Popular beliefs on scientific subjects apparently run in waves. Many of our readers remember the interest in hypnotism which followed the publication of “Trilby.” Svengali with his “hypnotic eye” at once became a real and possible personage in the public imagination. The newspapers were full of stories of girls and women who had suddenly been fixed and paralyzed by the hypnotic gaze of some mysterious stranger with piercing black eyes and who had been compelled by his will to fantastic acts which they were powerless to prevent. Fiction writers took up the idea, and stories centering around hypnotic influence became common. It was used as a plea in criminal cases, various culprits alleging that they had been hypnotized and compelled against their will to perform unlawful acts. All this occurred in spite of the fact, frequently stated and known by every scientific man, that the limitations of hypnotism are definite and well recognized, that no person can be hypnotized unknowingly or against his will, and that few persons are so susceptible as to be capable of being compelled to perform acts beyond their own volition and knowledge.

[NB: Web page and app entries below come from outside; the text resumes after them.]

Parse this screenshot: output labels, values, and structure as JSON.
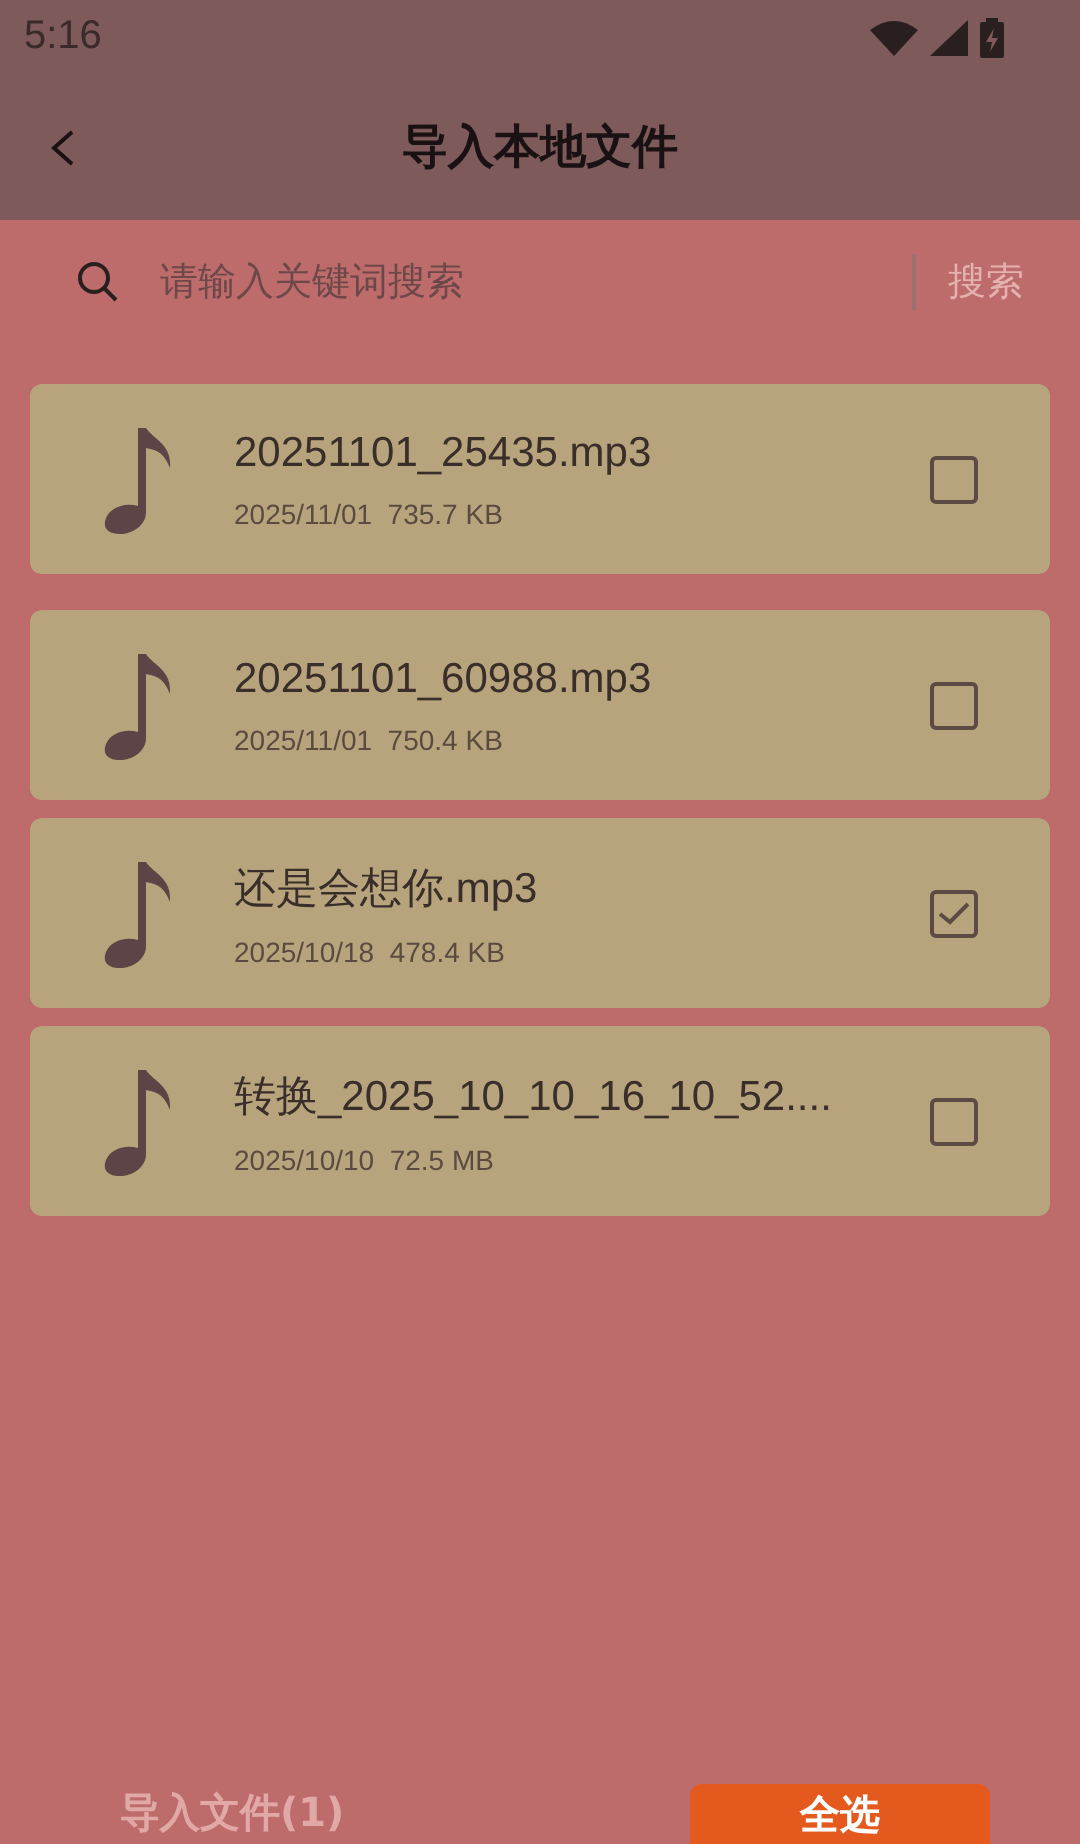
{
  "status_bar": {
    "time": "5:16"
  },
  "header": {
    "title": "导入本地文件"
  },
  "search": {
    "placeholder": "请输入关键词搜索",
    "button": "搜索"
  },
  "files": [
    {
      "name": "20251101_25435.mp3",
      "date": "2025/11/01",
      "size": "735.7 KB",
      "checked": false
    },
    {
      "name": "20251101_60988.mp3",
      "date": "2025/11/01",
      "size": "750.4 KB",
      "checked": false
    },
    {
      "name": "还是会想你.mp3",
      "date": "2025/10/18",
      "size": "478.4 KB",
      "checked": true
    },
    {
      "name": "转换_2025_10_10_16_10_52....",
      "date": "2025/10/10",
      "size": "72.5 MB",
      "checked": false
    }
  ],
  "footer": {
    "import_button": "导入文件(1)",
    "select_all_button": "全选"
  }
}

Popular Beliefs and Scientific Facts. JAMA. 2014;312(17):1807. doi:10.1001/jama.2013.279818